Such methods are already in use today to fight against the deadly bacteria Clostridium difficile from the Clostridiales family. The method shows potential for use in other areas, such as cancer treatments and perhaps now in space.
In chemotherapy, patients could revitalise their gut bacteria by taking supplements of their earlier gut flora before treatment and thereby reintroducing their own bacteria back into their system after treatment.
Read More: Are probiotics really that good for you?
Avoid infectious disease from donor bacteria
With this kind of self-transplant it is possible to avoid infectious diseases from bacteria-donors, which cannot be tested for, or to new, unknown infections.
Today, the USA has a gut bacteria bank, which, like a blood bank accepts donations from approved donors. In Europe people typically chose to use bacteria from their partner or a family member, on the assumption that they will already have been exposed to the same infectious diseases as the donor.
Research on gut bacteria in cancer treatments and space travel is still in the very early days. But perhaps those 14 little mice took us one step closer to a breakthrough further down the line.
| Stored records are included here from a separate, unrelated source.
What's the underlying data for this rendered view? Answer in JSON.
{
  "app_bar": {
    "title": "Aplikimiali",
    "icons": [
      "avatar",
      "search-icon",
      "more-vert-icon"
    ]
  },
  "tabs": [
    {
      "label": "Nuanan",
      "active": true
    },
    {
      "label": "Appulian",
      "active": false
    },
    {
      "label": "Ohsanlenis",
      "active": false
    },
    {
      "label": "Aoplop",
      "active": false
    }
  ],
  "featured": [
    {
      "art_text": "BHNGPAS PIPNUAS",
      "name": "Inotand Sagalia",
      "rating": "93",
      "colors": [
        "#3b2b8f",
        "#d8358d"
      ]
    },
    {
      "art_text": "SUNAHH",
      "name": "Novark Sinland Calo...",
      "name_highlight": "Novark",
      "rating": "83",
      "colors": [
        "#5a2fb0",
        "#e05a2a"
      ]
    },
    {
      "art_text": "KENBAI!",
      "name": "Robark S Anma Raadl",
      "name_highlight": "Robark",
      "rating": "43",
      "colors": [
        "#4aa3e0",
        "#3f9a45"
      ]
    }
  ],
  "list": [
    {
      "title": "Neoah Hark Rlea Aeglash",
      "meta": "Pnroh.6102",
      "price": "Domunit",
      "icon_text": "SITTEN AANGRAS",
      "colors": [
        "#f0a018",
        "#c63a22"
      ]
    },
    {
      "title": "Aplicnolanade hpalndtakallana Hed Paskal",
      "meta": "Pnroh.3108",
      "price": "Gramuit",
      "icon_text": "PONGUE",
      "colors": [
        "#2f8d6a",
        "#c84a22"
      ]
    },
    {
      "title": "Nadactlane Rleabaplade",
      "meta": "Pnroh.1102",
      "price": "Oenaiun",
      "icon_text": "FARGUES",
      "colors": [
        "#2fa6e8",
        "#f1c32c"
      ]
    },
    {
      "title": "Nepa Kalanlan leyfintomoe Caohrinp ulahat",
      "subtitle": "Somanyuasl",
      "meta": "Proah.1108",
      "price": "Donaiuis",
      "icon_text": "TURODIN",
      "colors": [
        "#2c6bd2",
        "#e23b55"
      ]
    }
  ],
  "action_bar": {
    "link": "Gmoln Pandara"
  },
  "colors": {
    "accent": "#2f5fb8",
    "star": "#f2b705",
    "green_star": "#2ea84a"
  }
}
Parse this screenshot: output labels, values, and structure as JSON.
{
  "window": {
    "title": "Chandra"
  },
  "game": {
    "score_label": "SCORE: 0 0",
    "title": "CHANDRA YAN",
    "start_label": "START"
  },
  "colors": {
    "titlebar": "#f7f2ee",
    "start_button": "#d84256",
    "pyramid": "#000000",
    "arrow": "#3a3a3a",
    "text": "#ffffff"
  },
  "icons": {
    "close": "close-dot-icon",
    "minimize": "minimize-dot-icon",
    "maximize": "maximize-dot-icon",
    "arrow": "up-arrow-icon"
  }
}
Read this story in Danish on ForskerZonen, part of Videnskab.dk
Translated by: Catherine Jex